[readme.txt for pixit]
[16/06/2003 8:21AM]

What is pixit.exe?

pixit is a program to manipulate files stored in the Xbox XIP archive file. You
can display the file content, extract the files, re-assemble an archive. You
can also add new files but for now it is not recommended.

Ok, whatever, what is it used for?

If you are asking your self the above question, pixit is probably *not* for you.
So, just close this readme.txt, delete the zip you have downloaded and go along
with your regular, everyday business.

How do I use it?

PIXIT XIP Archive Manipulator Version 0.4
Copyright (c) Voltaic 2003. All rights reserved.

 pixit.exe <-create[=default.csv]|-display[=csv]|-extract[=path]> [default.xip]

        -create   Create a new XIP archive file (def. default.csv).
        -display  Display information about an XIP archive file.
        -extract  Extract files from an XIP archive file to specified folder.

Note: The list file (default.txt) must contain only one file per line.
      All lines that begin with # are considered comments and skipped.

As seen above, you have three options at your disposal. Create, Display and Extract.

Create: Create a new XIP archive file. By default, it'll create a file 
        called default.xip and use the file default.csv to build it.

Display: Display information about an XIP archive file. By default, it'll try
         to display the content of default.xip.

Extract: Extract files from an XIP file. By default it'll use the file default.xip and
         dump all files into a directory called default.xip.d.

When I want to go ahead a modify an XIP file these are the steps I take:

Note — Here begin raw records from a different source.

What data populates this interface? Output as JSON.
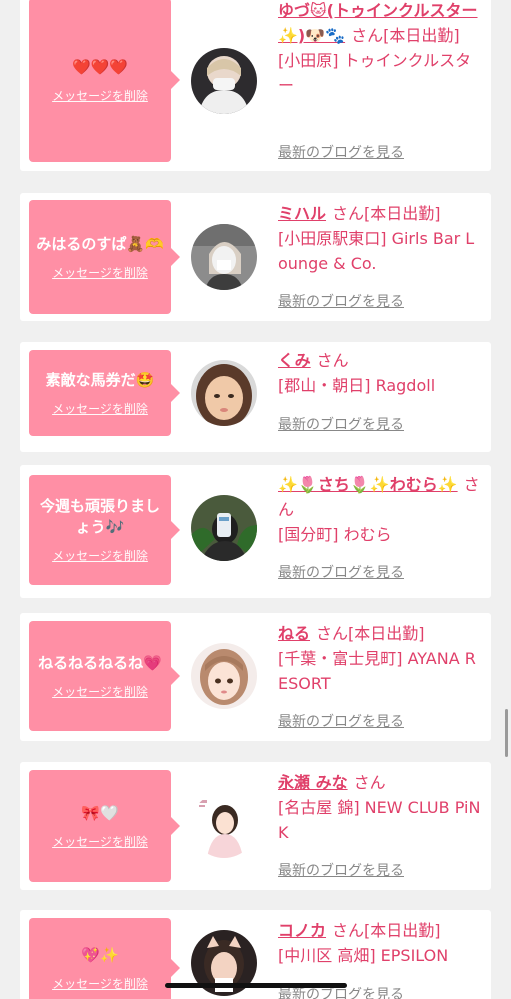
{
  "delete_label": "メッセージを削除",
  "blog_label": "最新のブログを見る",
  "san_label": "さん",
  "colors": {
    "bubble": "#ff8fa5",
    "accent": "#e0406a",
    "link_gray": "#888888"
  },
  "cards": [
    {
      "message": "❤️❤️❤️",
      "name": "ゆづ🐱(トゥインクルスター✨)🐶🐾",
      "status": "[本日出勤]",
      "shop": "[小田原] トゥインクルスター"
    },
    {
      "message": "みはるのすぱ🧸🫶",
      "name": "ミハル",
      "status": "[本日出勤]",
      "shop": "[小田原駅東口] Girls Bar Lounge & Co."
    },
    {
      "message": "素敵な馬券だ🤩",
      "name": "くみ",
      "status": "",
      "shop": "[郡山・朝日] Ragdoll"
    },
    {
      "message": "今週も頑張りましょう🎶",
      "name": "✨🌷さち🌷✨わむら✨",
      "status": "",
      "shop": "[国分町] わむら"
    },
    {
      "message": "ねるねるねるね💗",
      "name": "ねる",
      "status": "[本日出勤]",
      "shop": "[千葉・富士見町] AYANA RESORT"
    },
    {
      "message": "🎀🤍",
      "name": "永瀬 みな",
      "status": "",
      "shop": "[名古屋 錦] NEW CLUB PiNK"
    },
    {
      "message": "💖✨",
      "name": "コノカ",
      "status": "[本日出勤]",
      "shop": "[中川区 高畑] EPSILON"
    }
  ]
}
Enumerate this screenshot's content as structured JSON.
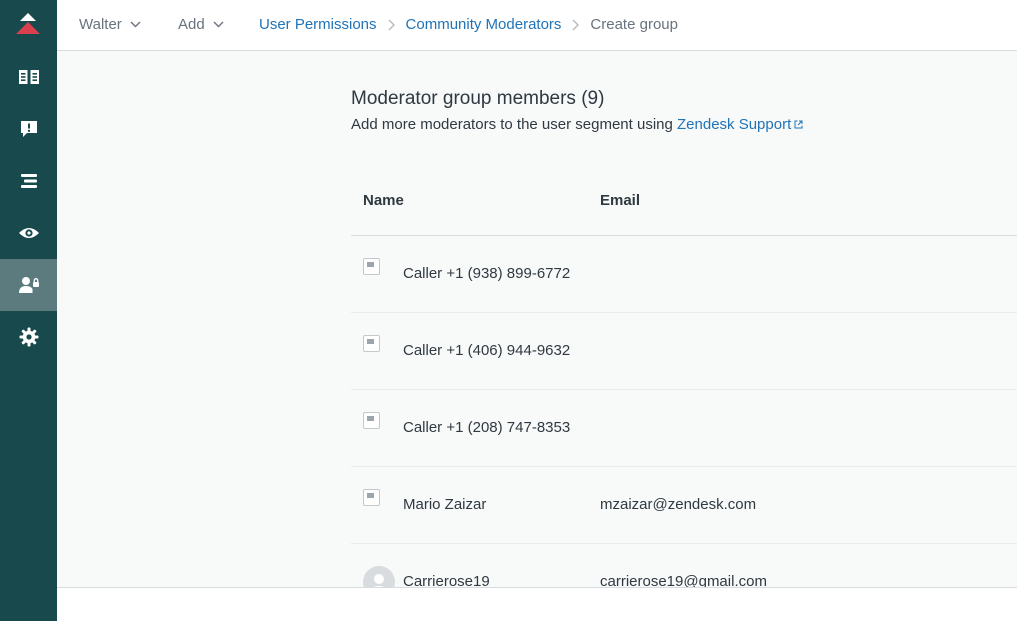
{
  "sidebar": {
    "logo_icon": "zendesk-guide-logo",
    "items": [
      {
        "icon": "open-book-icon",
        "active": false
      },
      {
        "icon": "alert-message-icon",
        "active": false
      },
      {
        "icon": "bars-list-icon",
        "active": false
      },
      {
        "icon": "eye-icon",
        "active": false
      },
      {
        "icon": "user-lock-icon",
        "active": true
      },
      {
        "icon": "gear-icon",
        "active": false
      }
    ],
    "colors": {
      "background": "#17494d",
      "active": "#5c7b7e",
      "logo_accent": "#d93f4c"
    }
  },
  "topbar": {
    "user_menu": "Walter",
    "add_menu": "Add",
    "breadcrumb": {
      "level1": "User Permissions",
      "level2": "Community Moderators",
      "current": "Create group"
    }
  },
  "section": {
    "title": "Moderator group members (9)",
    "description": "Add more moderators to the user segment using",
    "link": "Zendesk Support"
  },
  "table": {
    "columns": {
      "name": "Name",
      "email": "Email"
    },
    "rows": [
      {
        "name": "Caller +1 (938) 899-6772",
        "email": "",
        "avatar": "broken-image-icon"
      },
      {
        "name": "Caller +1 (406) 944-9632",
        "email": "",
        "avatar": "broken-image-icon"
      },
      {
        "name": "Caller +1 (208) 747-8353",
        "email": "",
        "avatar": "broken-image-icon"
      },
      {
        "name": "Mario Zaizar",
        "email": "mzaizar@zendesk.com",
        "avatar": "broken-image-icon"
      },
      {
        "name": "Carrierose19",
        "email": "carrierose19@gmail.com",
        "avatar": "default-avatar-icon"
      }
    ]
  },
  "colors": {
    "link": "#1f73b7",
    "text": "#2f3941",
    "muted": "#68737d"
  }
}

1) Build a comma seperated value file (CSV) that we'll use to re-build the archive:
   D:\>pixit.exe -display=csv > default.csv

2) Extract the files form the XIP archive:
   D:\>pixit.exe -extract

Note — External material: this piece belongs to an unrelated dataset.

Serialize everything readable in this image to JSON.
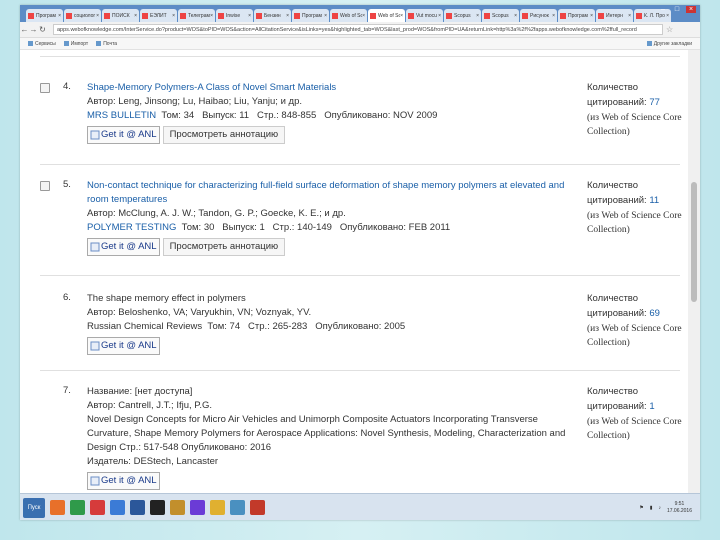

3) Clean up the CSV file:
   Edit the default.csv file and remove everything above the following line:
   # *** Anything before this line is garbage when using this CSV file *** 

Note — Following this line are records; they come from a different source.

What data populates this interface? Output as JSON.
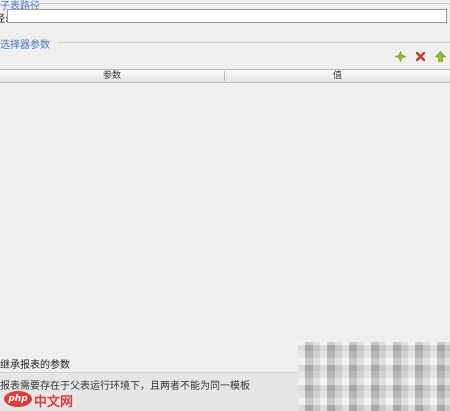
{
  "report_path": {
    "group_label": "子表路径",
    "field_label": "径:",
    "value": ""
  },
  "parameters": {
    "group_label": "选择器参数",
    "toolbar": {
      "add_icon": "add-plus-icon",
      "delete_icon": "delete-x-icon",
      "move_up_icon": "arrow-up-icon"
    },
    "columns": [
      "参数",
      "值"
    ],
    "rows": []
  },
  "inherit_checkbox": {
    "label": "继承报表的参数",
    "checked": false
  },
  "info": {
    "text": "报表需要存在于父表运行环境下，且两者不能为同一模板"
  },
  "watermark": {
    "logo_text": "php",
    "site_text": "中文网"
  },
  "colors": {
    "group_label": "#4a78c2",
    "add_icon": "#8fbf2a",
    "delete_icon": "#c0392b",
    "up_icon": "#8fbf2a"
  }
}
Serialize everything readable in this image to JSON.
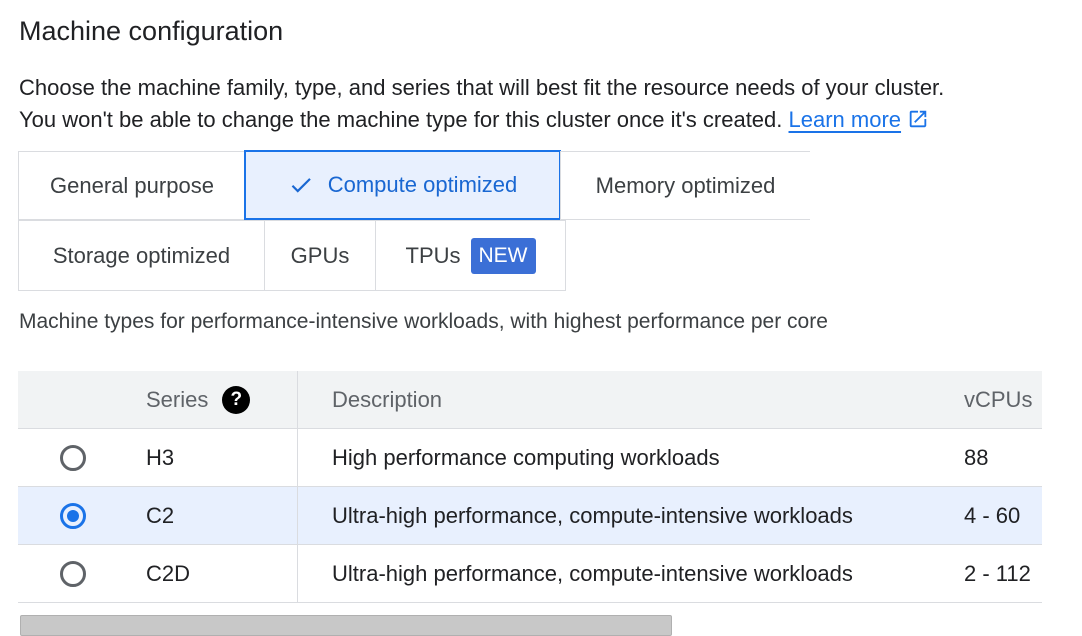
{
  "page": {
    "title": "Machine configuration",
    "description_line1": "Choose the machine family, type, and series that will best fit the resource needs of your cluster.",
    "description_line2": "You won't be able to change the machine type for this cluster once it's created.",
    "learn_more": "Learn more",
    "learn_more_icon": "open-in-new-icon"
  },
  "families": {
    "selected": "Compute optimized",
    "tabs": [
      {
        "label": "General purpose"
      },
      {
        "label": "Compute optimized",
        "icon": "check-icon"
      },
      {
        "label": "Memory optimized"
      },
      {
        "label": "Storage optimized"
      },
      {
        "label": "GPUs"
      },
      {
        "label": "TPUs",
        "badge": "NEW"
      }
    ],
    "subtitle": "Machine types for performance-intensive workloads, with highest performance per core"
  },
  "series_table": {
    "headers": {
      "series": "Series",
      "description": "Description",
      "vcpus": "vCPUs"
    },
    "help_icon": "help-icon",
    "rows": [
      {
        "series": "H3",
        "description": "High performance computing workloads",
        "vcpus": "88",
        "selected": false
      },
      {
        "series": "C2",
        "description": "Ultra-high performance, compute-intensive workloads",
        "vcpus": "4 - 60",
        "selected": true
      },
      {
        "series": "C2D",
        "description": "Ultra-high performance, compute-intensive workloads",
        "vcpus": "2 - 112",
        "selected": false
      }
    ]
  },
  "colors": {
    "accent": "#1a73e8",
    "selected_bg": "#e8f0fe",
    "badge_bg": "#3b6fd6",
    "header_bg": "#f1f3f4"
  }
}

4) Now, you need to fix up the CSV file to point to the proper files:
   Since we've extracted the files to the default destination folder, they've been
   created in the default.xip.d folder. We need to edit the CSV file and add that
   leading path to each of the files. For example:

   needs to be changed to

5) Edit and save the changes to the file I wanted to modify (ex.: default.xap).

6) Re-build the XIP archive file:
   D:\>pixit.exe -create

That's it. Now since I already have the CSV and the files on disk, anytime I do
another change to a file, I only need to re-build the archive. So, only step 4 and 4
are used.

Sure, it isn't user-friendly but it gets the job done.  If you can use command line tools
you shouldn't be using this program... :/

Information about the CSV format


File: This is the file that you want to insert into the XIP archive.
Size: This is the size of the file. This is filled in automatically.
D.Offset: Offset of the data in the XIP file. This is filled in automatically.
Type: This specifies what type of file is stored in the XIP file (see Type Notes).
Timestamp: time_t, this is usually set to 0x00000000.
Index: Index of the file (don't touch for now).
Offset: Offset of the name (don't touch for now).

Type Notes: 

	0 - XAP Script File
	2 - XBX Resource File (usually an Xbox Packed Resource (XPR))
	4 - XM File (this is not an actual file, it looks like 
	    information relating to the IB/VB)
	5 - Image Buffer (binary data to goes directly into the GPU of the Xbox)
	6 - Vertex Buffer (binary data to goes directly into the GPU of the Xbox)


v0.5 16/06/2003 - First public release.

v0.4 16/06/2003 - Fixed bug related to the offset calculation.

v0.3 15/06/2003 - Changed unknown internal types to timestamp and name offset.

email: [email protected]